Task data below:

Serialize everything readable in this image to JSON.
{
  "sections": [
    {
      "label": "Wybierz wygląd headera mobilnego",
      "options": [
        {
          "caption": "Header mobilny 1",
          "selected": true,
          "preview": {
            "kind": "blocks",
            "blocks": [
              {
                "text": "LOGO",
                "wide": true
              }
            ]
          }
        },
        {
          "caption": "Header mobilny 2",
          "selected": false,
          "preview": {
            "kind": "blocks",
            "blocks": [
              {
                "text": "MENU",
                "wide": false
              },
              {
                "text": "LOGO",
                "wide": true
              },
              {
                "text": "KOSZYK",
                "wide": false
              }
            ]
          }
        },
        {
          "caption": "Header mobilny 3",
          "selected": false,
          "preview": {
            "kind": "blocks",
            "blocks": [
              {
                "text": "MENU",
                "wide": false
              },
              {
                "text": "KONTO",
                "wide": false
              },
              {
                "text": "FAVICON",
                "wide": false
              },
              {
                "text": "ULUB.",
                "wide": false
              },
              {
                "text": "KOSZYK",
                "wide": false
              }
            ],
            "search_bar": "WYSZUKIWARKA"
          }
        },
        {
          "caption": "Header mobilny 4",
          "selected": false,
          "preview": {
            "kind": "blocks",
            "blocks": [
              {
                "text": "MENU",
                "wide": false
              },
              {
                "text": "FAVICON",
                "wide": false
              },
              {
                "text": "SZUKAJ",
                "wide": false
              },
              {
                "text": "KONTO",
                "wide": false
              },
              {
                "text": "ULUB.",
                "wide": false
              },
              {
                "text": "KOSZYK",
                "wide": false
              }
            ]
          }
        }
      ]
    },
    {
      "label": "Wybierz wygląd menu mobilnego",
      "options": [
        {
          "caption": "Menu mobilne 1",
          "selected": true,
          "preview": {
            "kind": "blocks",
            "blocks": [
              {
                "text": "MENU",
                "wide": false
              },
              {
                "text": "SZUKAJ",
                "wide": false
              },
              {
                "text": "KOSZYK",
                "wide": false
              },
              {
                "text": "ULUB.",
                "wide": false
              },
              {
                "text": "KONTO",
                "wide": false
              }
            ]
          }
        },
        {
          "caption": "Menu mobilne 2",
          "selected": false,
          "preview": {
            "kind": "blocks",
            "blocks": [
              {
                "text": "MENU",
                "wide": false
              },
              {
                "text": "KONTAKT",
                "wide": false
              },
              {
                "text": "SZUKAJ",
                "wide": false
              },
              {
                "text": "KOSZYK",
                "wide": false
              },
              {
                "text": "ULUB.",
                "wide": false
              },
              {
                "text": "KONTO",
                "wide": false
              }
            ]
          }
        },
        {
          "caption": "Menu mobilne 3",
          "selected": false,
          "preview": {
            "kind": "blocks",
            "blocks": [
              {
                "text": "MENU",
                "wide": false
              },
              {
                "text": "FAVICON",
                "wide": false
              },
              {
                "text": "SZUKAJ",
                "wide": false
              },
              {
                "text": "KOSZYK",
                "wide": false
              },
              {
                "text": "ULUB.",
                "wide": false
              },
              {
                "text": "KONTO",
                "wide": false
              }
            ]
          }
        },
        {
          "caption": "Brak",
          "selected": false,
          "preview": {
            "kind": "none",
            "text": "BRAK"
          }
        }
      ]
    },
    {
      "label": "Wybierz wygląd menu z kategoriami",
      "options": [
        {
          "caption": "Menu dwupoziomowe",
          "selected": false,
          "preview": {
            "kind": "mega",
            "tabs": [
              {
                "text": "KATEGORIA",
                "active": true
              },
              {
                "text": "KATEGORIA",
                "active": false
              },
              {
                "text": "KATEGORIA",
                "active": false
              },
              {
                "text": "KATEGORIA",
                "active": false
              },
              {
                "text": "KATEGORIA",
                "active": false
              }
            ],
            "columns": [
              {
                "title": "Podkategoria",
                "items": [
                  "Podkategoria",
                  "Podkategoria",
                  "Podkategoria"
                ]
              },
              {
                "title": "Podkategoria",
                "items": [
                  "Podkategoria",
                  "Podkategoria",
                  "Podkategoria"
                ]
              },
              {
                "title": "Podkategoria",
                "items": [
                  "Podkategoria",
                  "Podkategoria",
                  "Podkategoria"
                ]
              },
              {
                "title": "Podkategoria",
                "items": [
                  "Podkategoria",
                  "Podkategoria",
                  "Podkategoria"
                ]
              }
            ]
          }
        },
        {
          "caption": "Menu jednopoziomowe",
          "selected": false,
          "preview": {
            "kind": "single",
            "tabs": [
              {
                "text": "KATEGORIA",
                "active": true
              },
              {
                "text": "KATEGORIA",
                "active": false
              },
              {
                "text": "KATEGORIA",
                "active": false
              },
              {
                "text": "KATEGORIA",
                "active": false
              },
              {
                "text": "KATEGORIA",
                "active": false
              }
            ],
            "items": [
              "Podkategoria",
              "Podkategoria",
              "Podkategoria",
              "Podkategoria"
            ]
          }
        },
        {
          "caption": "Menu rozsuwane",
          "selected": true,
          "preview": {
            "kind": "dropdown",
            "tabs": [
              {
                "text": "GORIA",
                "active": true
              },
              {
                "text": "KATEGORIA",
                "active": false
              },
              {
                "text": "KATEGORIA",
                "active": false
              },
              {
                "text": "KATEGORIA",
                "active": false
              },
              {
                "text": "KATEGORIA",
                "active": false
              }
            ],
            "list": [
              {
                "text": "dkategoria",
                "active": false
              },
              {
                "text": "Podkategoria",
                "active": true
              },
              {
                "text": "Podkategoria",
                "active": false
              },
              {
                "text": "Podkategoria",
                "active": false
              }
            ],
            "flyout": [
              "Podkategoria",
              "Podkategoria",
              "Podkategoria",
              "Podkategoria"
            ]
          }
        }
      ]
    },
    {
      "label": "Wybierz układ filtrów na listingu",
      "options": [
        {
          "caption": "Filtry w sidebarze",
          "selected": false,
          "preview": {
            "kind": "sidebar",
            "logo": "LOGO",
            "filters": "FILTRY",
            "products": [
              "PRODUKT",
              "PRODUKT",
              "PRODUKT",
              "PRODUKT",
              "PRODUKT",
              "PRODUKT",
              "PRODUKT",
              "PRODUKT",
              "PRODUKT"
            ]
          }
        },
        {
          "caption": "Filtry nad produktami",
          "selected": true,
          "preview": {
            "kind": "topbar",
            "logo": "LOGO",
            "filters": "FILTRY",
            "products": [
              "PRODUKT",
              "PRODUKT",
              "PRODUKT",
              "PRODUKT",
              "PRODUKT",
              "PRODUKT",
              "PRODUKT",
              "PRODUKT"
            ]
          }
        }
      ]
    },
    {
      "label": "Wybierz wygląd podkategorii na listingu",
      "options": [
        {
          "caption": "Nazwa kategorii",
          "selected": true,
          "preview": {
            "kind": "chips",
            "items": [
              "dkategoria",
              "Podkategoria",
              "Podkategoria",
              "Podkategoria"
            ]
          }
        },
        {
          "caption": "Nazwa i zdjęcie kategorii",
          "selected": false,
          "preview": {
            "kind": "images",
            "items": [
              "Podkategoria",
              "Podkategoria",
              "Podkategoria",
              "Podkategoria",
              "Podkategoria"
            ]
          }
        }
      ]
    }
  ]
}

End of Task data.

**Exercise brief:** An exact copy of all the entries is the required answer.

**Solved problem:**
Serialize everything readable in this image to JSON.
{
  "sections": [
    {
      "label": "Wybierz wygląd headera mobilnego",
      "options": [
        {
          "caption": "Header mobilny 1",
          "selected": true,
          "preview": {
            "kind": "blocks",
            "blocks": [
              {
                "text": "LOGO",
                "wide": true
              }
            ]
          }
        },
        {
          "caption": "Header mobilny 2",
          "selected": false,
          "preview": {
            "kind": "blocks",
            "blocks": [
              {
                "text": "MENU",
                "wide": false
              },
              {
                "text": "LOGO",
                "wide": true
              },
              {
                "text": "KOSZYK",
                "wide": false
              }
            ]
          }
        },
        {
          "caption": "Header mobilny 3",
          "selected": false,
          "preview": {
            "kind": "blocks",
            "blocks": [
              {
                "text": "MENU",
                "wide": false
              },
              {
                "text": "KONTO",
                "wide": false
              },
              {
                "text": "FAVICON",
                "wide": false
              },
              {
                "text": "ULUB.",
                "wide": false
              },
              {
                "text": "KOSZYK",
                "wide": false
              }
            ],
            "search_bar": "WYSZUKIWARKA"
          }
        },
        {
          "caption": "Header mobilny 4",
          "selected": false,
          "preview": {
            "kind": "blocks",
            "blocks": [
              {
                "text": "MENU",
                "wide": false
              },
              {
                "text": "FAVICON",
                "wide": false
              },
              {
                "text": "SZUKAJ",
                "wide": false
              },
              {
                "text": "KONTO",
                "wide": false
              },
              {
                "text": "ULUB.",
                "wide": false
              },
              {
                "text": "KOSZYK",
                "wide": false
              }
            ]
          }
        }
      ]
    },
    {
      "label": "Wybierz wygląd menu mobilnego",
      "options": [
        {
          "caption": "Menu mobilne 1",
          "selected": true,
          "preview": {
            "kind": "blocks",
            "blocks": [
              {
                "text": "MENU",
                "wide": false
              },
              {
                "text": "SZUKAJ",
                "wide": false
              },
              {
                "text": "KOSZYK",
                "wide": false
              },
              {
                "text": "ULUB.",
                "wide": false
              },
              {
                "text": "KONTO",
                "wide": false
              }
            ]
          }
        },
        {
          "caption": "Menu mobilne 2",
          "selected": false,
          "preview": {
            "kind": "blocks",
            "blocks": [
              {
                "text": "MENU",
                "wide": false
              },
              {
                "text": "KONTAKT",
                "wide": false
              },
              {
                "text": "SZUKAJ",
                "wide": false
              },
              {
                "text": "KOSZYK",
                "wide": false
              },
              {
                "text": "ULUB.",
                "wide": false
              },
              {
                "text": "KONTO",
                "wide": false
              }
            ]
          }
        },
        {
          "caption": "Menu mobilne 3",
          "selected": false,
          "preview": {
            "kind": "blocks",
            "blocks": [
              {
                "text": "MENU",
                "wide": false
              },
              {
                "text": "FAVICON",
                "wide": false
              },
              {
                "text": "SZUKAJ",
                "wide": false
              },
              {
                "text": "KOSZYK",
                "wide": false
              },
              {
                "text": "ULUB.",
                "wide": false
              },
              {
                "text": "KONTO",
                "wide": false
              }
            ]
          }
        },
        {
          "caption": "Brak",
          "selected": false,
          "preview": {
            "kind": "none",
            "text": "BRAK"
          }
        }
      ]
    },
    {
      "label": "Wybierz wygląd menu z kategoriami",
      "options": [
        {
          "caption": "Menu dwupoziomowe",
          "selected": false,
          "preview": {
            "kind": "mega",
            "tabs": [
              {
                "text": "KATEGORIA",
                "active": true
              },
              {
                "text": "KATEGORIA",
                "active": false
              },
              {
                "text": "KATEGORIA",
                "active": false
              },
              {
                "text": "KATEGORIA",
                "active": false
              },
              {
                "text": "KATEGORIA",
                "active": false
              }
            ],
            "columns": [
              {
                "title": "Podkategoria",
                "items": [
                  "Podkategoria",
                  "Podkategoria",
                  "Podkategoria"
                ]
              },
              {
                "title": "Podkategoria",
                "items": [
                  "Podkategoria",
                  "Podkategoria",
                  "Podkategoria"
                ]
              },
              {
                "title": "Podkategoria",
                "items": [
                  "Podkategoria",
                  "Podkategoria",
                  "Podkategoria"
                ]
              },
              {
                "title": "Podkategoria",
                "items": [
                  "Podkategoria",
                  "Podkategoria",
                  "Podkategoria"
                ]
              }
            ]
          }
        },
        {
          "caption": "Menu jednopoziomowe",
          "selected": false,
          "preview": {
            "kind": "single",
            "tabs": [
              {
                "text": "KATEGORIA",
                "active": true
              },
              {
                "text": "KATEGORIA",
                "active": false
              },
              {
                "text": "KATEGORIA",
                "active": false
              },
              {
                "text": "KATEGORIA",
                "active": false
              },
              {
                "text": "KATEGORIA",
                "active": false
              }
            ],
            "items": [
              "Podkategoria",
              "Podkategoria",
              "Podkategoria",
              "Podkategoria"
            ]
          }
        },
        {
          "caption": "Menu rozsuwane",
          "selected": true,
          "preview": {
            "kind": "dropdown",
            "tabs": [
              {
                "text": "GORIA",
                "active": true
              },
              {
                "text": "KATEGORIA",
                "active": false
              },
              {
                "text": "KATEGORIA",
                "active": false
              },
              {
                "text": "KATEGORIA",
                "active": false
              },
              {
                "text": "KATEGORIA",
                "active": false
              }
            ],
            "list": [
              {
                "text": "dkategoria",
                "active": false
              },
              {
                "text": "Podkategoria",
                "active": true
              },
              {
                "text": "Podkategoria",
                "active": false
              },
              {
                "text": "Podkategoria",
                "active": false
              }
            ],
            "flyout": [
              "Podkategoria",
              "Podkategoria",
              "Podkategoria",
              "Podkategoria"
            ]
          }
        }
      ]
    },
    {
      "label": "Wybierz układ filtrów na listingu",
      "options": [
        {
          "caption": "Filtry w sidebarze",
          "selected": false,
          "preview": {
            "kind": "sidebar",
            "logo": "LOGO",
            "filters": "FILTRY",
            "products": [
              "PRODUKT",
              "PRODUKT",
              "PRODUKT",
              "PRODUKT",
              "PRODUKT",
              "PRODUKT",
              "PRODUKT",
              "PRODUKT",
              "PRODUKT"
            ]
          }
        },
        {
          "caption": "Filtry nad produktami",
          "selected": true,
          "preview": {
            "kind": "topbar",
            "logo": "LOGO",
            "filters": "FILTRY",
            "products": [
              "PRODUKT",
              "PRODUKT",
              "PRODUKT",
              "PRODUKT",
              "PRODUKT",
              "PRODUKT",
              "PRODUKT",
              "PRODUKT"
            ]
          }
        }
      ]
    },
    {
      "label": "Wybierz wygląd podkategorii na listingu",
      "options": [
        {
          "caption": "Nazwa kategorii",
          "selected": true,
          "preview": {
            "kind": "chips",
            "items": [
              "dkategoria",
              "Podkategoria",
              "Podkategoria",
              "Podkategoria"
            ]
          }
        },
        {
          "caption": "Nazwa i zdjęcie kategorii",
          "selected": false,
          "preview": {
            "kind": "images",
            "items": [
              "Podkategoria",
              "Podkategoria",
              "Podkategoria",
              "Podkategoria",
              "Podkategoria"
            ]
          }
        }
      ]
    }
  ]
}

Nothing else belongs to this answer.